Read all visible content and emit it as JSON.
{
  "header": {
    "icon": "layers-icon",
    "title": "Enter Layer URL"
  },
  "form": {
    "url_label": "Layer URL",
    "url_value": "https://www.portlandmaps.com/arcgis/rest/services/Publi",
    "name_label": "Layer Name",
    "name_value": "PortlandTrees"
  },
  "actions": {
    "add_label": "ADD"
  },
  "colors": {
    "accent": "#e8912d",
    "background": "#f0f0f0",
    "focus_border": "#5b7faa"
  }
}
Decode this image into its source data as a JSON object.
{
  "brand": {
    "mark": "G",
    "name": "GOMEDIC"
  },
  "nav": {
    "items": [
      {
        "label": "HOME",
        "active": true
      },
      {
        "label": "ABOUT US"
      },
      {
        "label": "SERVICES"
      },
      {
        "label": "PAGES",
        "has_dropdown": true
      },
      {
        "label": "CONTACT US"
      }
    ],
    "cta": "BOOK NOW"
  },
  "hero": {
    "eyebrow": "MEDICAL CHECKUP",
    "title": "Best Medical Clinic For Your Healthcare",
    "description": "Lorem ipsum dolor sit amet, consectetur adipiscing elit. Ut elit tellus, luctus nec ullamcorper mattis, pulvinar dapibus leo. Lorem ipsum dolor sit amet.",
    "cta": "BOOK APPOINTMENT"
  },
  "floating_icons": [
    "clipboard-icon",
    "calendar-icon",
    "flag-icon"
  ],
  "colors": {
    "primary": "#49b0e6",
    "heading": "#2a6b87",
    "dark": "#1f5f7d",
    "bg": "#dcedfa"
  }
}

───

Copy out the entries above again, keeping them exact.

REPLY —
Read all visible content and emit it as JSON.
{
  "header": {
    "icon": "layers-icon",
    "title": "Enter Layer URL"
  },
  "form": {
    "url_label": "Layer URL",
    "url_value": "https://www.portlandmaps.com/arcgis/rest/services/Publi",
    "name_label": "Layer Name",
    "name_value": "PortlandTrees"
  },
  "actions": {
    "add_label": "ADD"
  },
  "colors": {
    "accent": "#e8912d",
    "background": "#f0f0f0",
    "focus_border": "#5b7faa"
  }
}
Decode this image into its source data as a JSON object.
{
  "brand": {
    "mark": "G",
    "name": "GOMEDIC"
  },
  "nav": {
    "items": [
      {
        "label": "HOME",
        "active": true
      },
      {
        "label": "ABOUT US"
      },
      {
        "label": "SERVICES"
      },
      {
        "label": "PAGES",
        "has_dropdown": true
      },
      {
        "label": "CONTACT US"
      }
    ],
    "cta": "BOOK NOW"
  },
  "hero": {
    "eyebrow": "MEDICAL CHECKUP",
    "title": "Best Medical Clinic For Your Healthcare",
    "description": "Lorem ipsum dolor sit amet, consectetur adipiscing elit. Ut elit tellus, luctus nec ullamcorper mattis, pulvinar dapibus leo. Lorem ipsum dolor sit amet.",
    "cta": "BOOK APPOINTMENT"
  },
  "floating_icons": [
    "clipboard-icon",
    "calendar-icon",
    "flag-icon"
  ],
  "colors": {
    "primary": "#49b0e6",
    "heading": "#2a6b87",
    "dark": "#1f5f7d",
    "bg": "#dcedfa"
  }
}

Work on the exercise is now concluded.